Task objective
Write the listing out again word for word, excluding any pictures.

Data to examine
+ + + + + + +
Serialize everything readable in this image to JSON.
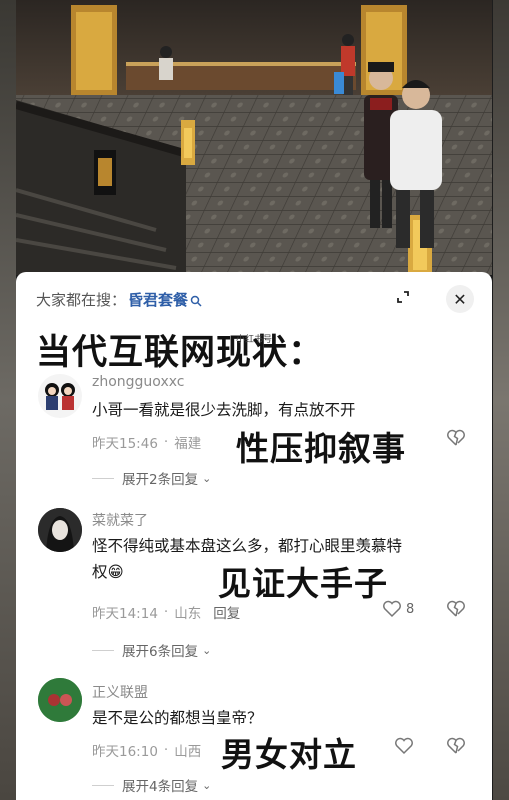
{
  "search": {
    "prefix": "大家都在搜：",
    "term": "昏君套餐"
  },
  "headline": "当代互联网现状：",
  "watermark_small": "小红书号",
  "comments": [
    {
      "username": "zhongguoxxc",
      "text": "小哥一看就是很少去洗脚，有点放不开",
      "time": "昨天15:46",
      "location": "福建",
      "reply_label": "回复",
      "like_count": "",
      "expand_replies": "展开2条回复",
      "overlay": "性压抑叙事"
    },
    {
      "username": "菜就菜了",
      "text_line1": "怪不得纯或基本盘这么多，都打心眼里羡慕特",
      "text_line2": "权",
      "emoji": "😁",
      "time": "昨天14:14",
      "location": "山东",
      "reply_label": "回复",
      "like_count": "8",
      "expand_replies": "展开6条回复",
      "overlay": "见证大手子"
    },
    {
      "username": "正义联盟",
      "text": "是不是公的都想当皇帝？",
      "time": "昨天16:10",
      "location": "山西",
      "reply_label": "回复",
      "like_count": "",
      "expand_replies": "展开4条回复",
      "overlay": "男女对立"
    }
  ],
  "colors": {
    "search_term": "#2f5fa8",
    "card_bg": "#ffffff",
    "muted_text": "#9a9a9a"
  },
  "icons": [
    "search-icon",
    "expand-icon",
    "close-icon",
    "heart-icon",
    "broken-heart-icon",
    "chevron-down-icon"
  ]
}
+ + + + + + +
Task response
Serialize everything readable in this image to JSON.
{
  "search": {
    "prefix": "大家都在搜：",
    "term": "昏君套餐"
  },
  "headline": "当代互联网现状：",
  "watermark_small": "小红书号",
  "comments": [
    {
      "username": "zhongguoxxc",
      "text": "小哥一看就是很少去洗脚，有点放不开",
      "time": "昨天15:46",
      "location": "福建",
      "reply_label": "回复",
      "like_count": "",
      "expand_replies": "展开2条回复",
      "overlay": "性压抑叙事"
    },
    {
      "username": "菜就菜了",
      "text_line1": "怪不得纯或基本盘这么多，都打心眼里羡慕特",
      "text_line2": "权",
      "emoji": "😁",
      "time": "昨天14:14",
      "location": "山东",
      "reply_label": "回复",
      "like_count": "8",
      "expand_replies": "展开6条回复",
      "overlay": "见证大手子"
    },
    {
      "username": "正义联盟",
      "text": "是不是公的都想当皇帝？",
      "time": "昨天16:10",
      "location": "山西",
      "reply_label": "回复",
      "like_count": "",
      "expand_replies": "展开4条回复",
      "overlay": "男女对立"
    }
  ],
  "colors": {
    "search_term": "#2f5fa8",
    "card_bg": "#ffffff",
    "muted_text": "#9a9a9a"
  },
  "icons": [
    "search-icon",
    "expand-icon",
    "close-icon",
    "heart-icon",
    "broken-heart-icon",
    "chevron-down-icon"
  ]
}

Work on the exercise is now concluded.